Activity: Among the entries, which lines carry the string "volume"? Copy every one.

Records shown:
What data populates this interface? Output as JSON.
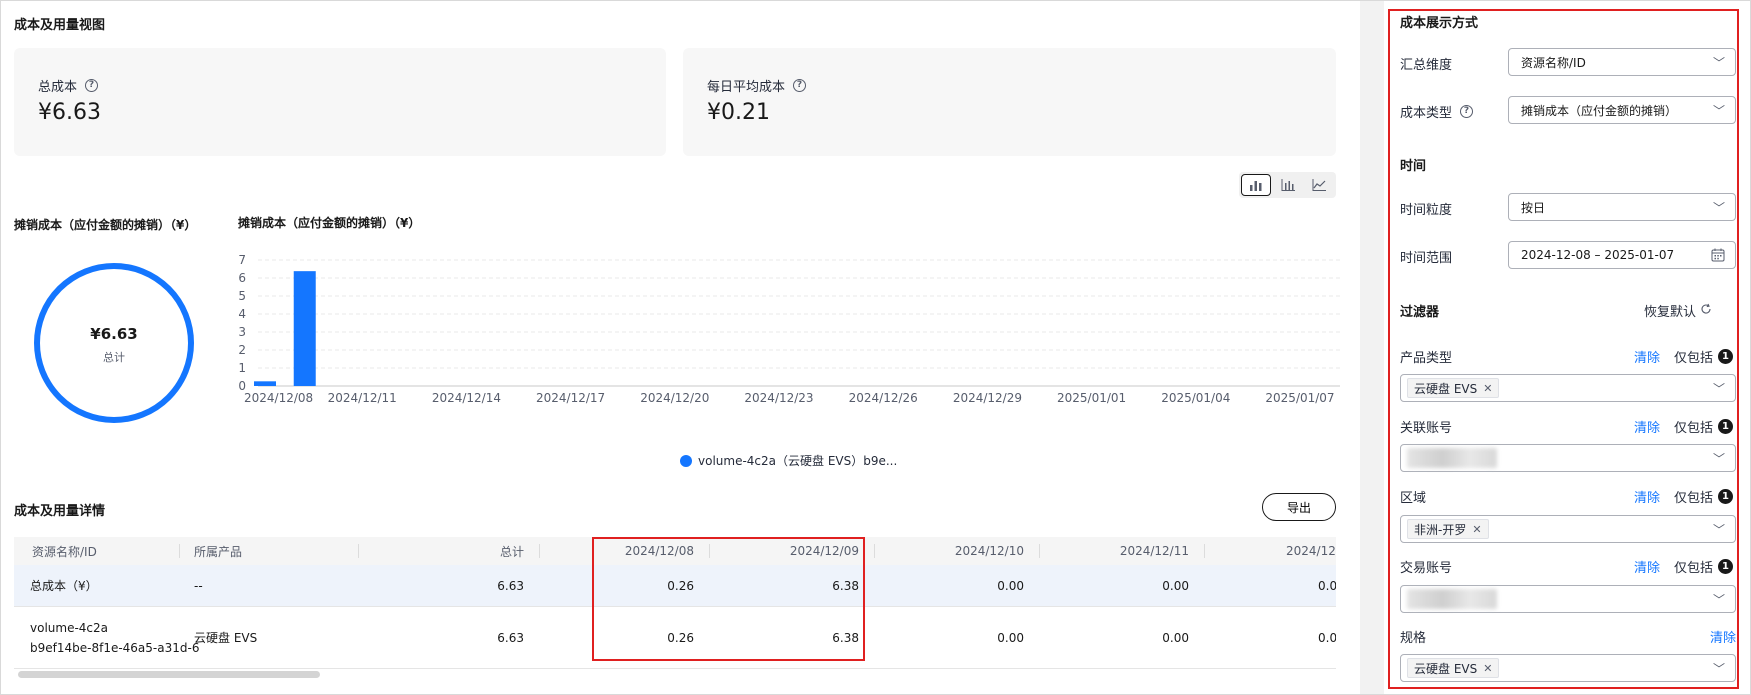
{
  "page": {
    "title": "成本及用量视图"
  },
  "cards": [
    {
      "label": "总成本",
      "value": "¥6.63"
    },
    {
      "label": "每日平均成本",
      "value": "¥0.21"
    }
  ],
  "donut": {
    "title": "摊销成本（应付金额的摊销）（¥）",
    "value": "¥6.63",
    "label": "总计",
    "color": "#1476ff"
  },
  "chart_data": {
    "type": "bar",
    "title": "摊销成本（应付金额的摊销）（¥）",
    "x_ticks": [
      "2024/12/08",
      "2024/12/11",
      "2024/12/14",
      "2024/12/17",
      "2024/12/20",
      "2024/12/23",
      "2024/12/26",
      "2024/12/29",
      "2025/01/01",
      "2025/01/04",
      "2025/01/07"
    ],
    "y_ticks": [
      0,
      1,
      2,
      3,
      4,
      5,
      6,
      7
    ],
    "ylim": [
      0,
      7
    ],
    "grid": true,
    "series": [
      {
        "name": "volume-4c2a（云硬盘 EVS）b9e...",
        "color": "#1476ff",
        "x": [
          "2024/12/08",
          "2024/12/09"
        ],
        "values": [
          0.26,
          6.38
        ]
      }
    ],
    "legend": "bottom-center"
  },
  "detail": {
    "title": "成本及用量详情",
    "export_label": "导出",
    "columns": [
      "资源名称/ID",
      "所属产品",
      "总计",
      "2024/12/08",
      "2024/12/09",
      "2024/12/10",
      "2024/12/11",
      "2024/12/"
    ],
    "rows": [
      {
        "name": "总成本（¥）",
        "name2": "",
        "product": "--",
        "total": "6.63",
        "d08": "0.26",
        "d09": "6.38",
        "d10": "0.00",
        "d11": "0.00",
        "d12": "0.0"
      },
      {
        "name": "volume-4c2a",
        "name2": "b9ef14be-8f1e-46a5-a31d-6",
        "product": "云硬盘 EVS",
        "total": "6.63",
        "d08": "0.26",
        "d09": "6.38",
        "d10": "0.00",
        "d11": "0.00",
        "d12": "0.0"
      }
    ]
  },
  "panel": {
    "display_title": "成本展示方式",
    "summary_label": "汇总维度",
    "summary_value": "资源名称/ID",
    "cost_type_label": "成本类型",
    "cost_type_value": "摊销成本（应付金额的摊销）",
    "time_title": "时间",
    "granularity_label": "时间粒度",
    "granularity_value": "按日",
    "range_label": "时间范围",
    "range_value": "2024-12-08 – 2025-01-07",
    "filter_title": "过滤器",
    "restore_label": "恢复默认",
    "clear_label": "清除",
    "only_label": "仅包括",
    "filters": [
      {
        "label": "产品类型",
        "tag": "云硬盘 EVS",
        "count": "1"
      },
      {
        "label": "关联账号",
        "tag": "",
        "count": "1"
      },
      {
        "label": "区域",
        "tag": "非洲-开罗",
        "count": "1"
      },
      {
        "label": "交易账号",
        "tag": "",
        "count": "1"
      },
      {
        "label": "规格",
        "tag": "云硬盘 EVS",
        "count": ""
      }
    ]
  }
}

Written answer:
        "name": "volume-4c2a（云硬盘 EVS）b9e...",
        "name": "volume-4c2a",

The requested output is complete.